This is Part II of a four-part series on shopping for produce.
Okay, you’ve assessed your supply and your future needs. You have a list and a plan. But it’s best to be flexible. Produce shopping is not an exact science.
Here are some questions to ask yourself as you walk through the market or the produce aisles in the grocery store.
- Where did this food come from? For example, does it have a high level of pesticides? Is it grown locally, which saves on energy costs and pollution?
- How ripe is it? You want a balance between produce that is ready to eat or will keep longer.
- Have I chosen a variety of vegetables? This will get you a bigger variety of nutrients. For example, plan to eat some vegetables cooked, some raw. Choose a variety of colors, textures, and plant parts: Roots (potatoes, carrots) fruits (peppers, tomatoes), leaves (lettuce, cabbage), flowers (broccoli), stems (asparagus), and seeds (peas).
- Do I have a little time to experiment with something new? If so, great! But start with a small amount.
- Will this last me until the next shopping trip? You might want to make a revised menu, right in the store, to decide when you will use up everything.
- What is on sale? If the fruit is already ripe, or the vegetables about to wilt, do I have time to prepare them right away for eating or cooking? Maybe you can share with a neighbor, make a large soup, or freeze them. Be creative!
- What items on my list are more expensive than usual? Try to get by with less, or substitute something cheaper.
- What is the correct amount of each item to buy? Calculate by units or servings, not weight. For example, note how many potatoes your family eats at one meal.
- Is it worth buying? If the produce is buggy, full of holes, or very soft, you will probably want to pass. But dirt can be washed off.

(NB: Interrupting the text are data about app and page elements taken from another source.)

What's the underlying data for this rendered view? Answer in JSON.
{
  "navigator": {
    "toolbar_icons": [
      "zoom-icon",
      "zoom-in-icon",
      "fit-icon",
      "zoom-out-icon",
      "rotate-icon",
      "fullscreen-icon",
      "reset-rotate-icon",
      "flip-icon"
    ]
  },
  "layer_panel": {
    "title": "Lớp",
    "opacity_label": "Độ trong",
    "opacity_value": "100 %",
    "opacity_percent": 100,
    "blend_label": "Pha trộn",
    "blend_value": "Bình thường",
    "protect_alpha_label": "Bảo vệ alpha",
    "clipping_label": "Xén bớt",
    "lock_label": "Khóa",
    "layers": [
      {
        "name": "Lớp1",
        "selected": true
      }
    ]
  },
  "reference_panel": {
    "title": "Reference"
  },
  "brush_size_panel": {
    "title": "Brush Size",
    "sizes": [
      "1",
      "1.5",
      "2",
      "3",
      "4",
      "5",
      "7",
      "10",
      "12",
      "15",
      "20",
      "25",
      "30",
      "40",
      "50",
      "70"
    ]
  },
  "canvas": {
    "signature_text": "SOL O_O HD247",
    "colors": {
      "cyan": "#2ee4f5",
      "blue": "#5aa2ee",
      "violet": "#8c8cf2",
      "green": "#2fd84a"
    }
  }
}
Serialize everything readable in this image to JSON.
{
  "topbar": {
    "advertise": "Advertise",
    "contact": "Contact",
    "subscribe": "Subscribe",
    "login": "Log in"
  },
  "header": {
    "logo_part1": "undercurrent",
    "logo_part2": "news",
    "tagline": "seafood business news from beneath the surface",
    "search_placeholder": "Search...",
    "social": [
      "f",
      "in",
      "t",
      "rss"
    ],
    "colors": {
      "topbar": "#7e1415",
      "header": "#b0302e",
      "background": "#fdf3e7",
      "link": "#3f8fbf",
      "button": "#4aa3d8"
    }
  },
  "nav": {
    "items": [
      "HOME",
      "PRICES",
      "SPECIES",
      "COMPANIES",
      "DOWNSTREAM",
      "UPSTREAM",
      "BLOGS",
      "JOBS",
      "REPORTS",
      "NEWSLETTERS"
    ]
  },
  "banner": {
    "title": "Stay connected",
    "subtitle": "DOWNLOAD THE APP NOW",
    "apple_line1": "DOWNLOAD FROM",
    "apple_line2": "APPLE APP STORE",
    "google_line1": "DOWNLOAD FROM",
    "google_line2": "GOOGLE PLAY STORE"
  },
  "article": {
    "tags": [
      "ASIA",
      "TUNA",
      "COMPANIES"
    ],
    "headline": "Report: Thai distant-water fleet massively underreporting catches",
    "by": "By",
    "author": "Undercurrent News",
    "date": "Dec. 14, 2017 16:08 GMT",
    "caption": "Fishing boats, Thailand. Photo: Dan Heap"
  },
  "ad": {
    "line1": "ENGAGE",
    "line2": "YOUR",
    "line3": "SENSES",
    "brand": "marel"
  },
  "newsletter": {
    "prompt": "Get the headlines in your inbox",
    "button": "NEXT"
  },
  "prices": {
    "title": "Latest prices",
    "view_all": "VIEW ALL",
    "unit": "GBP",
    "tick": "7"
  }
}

- Am I doing this right? Whenever you make changes, you will probably make mistakes. Keep track of your expenses and make note of what you throw away.
Next in the series:
Photo credit: flydime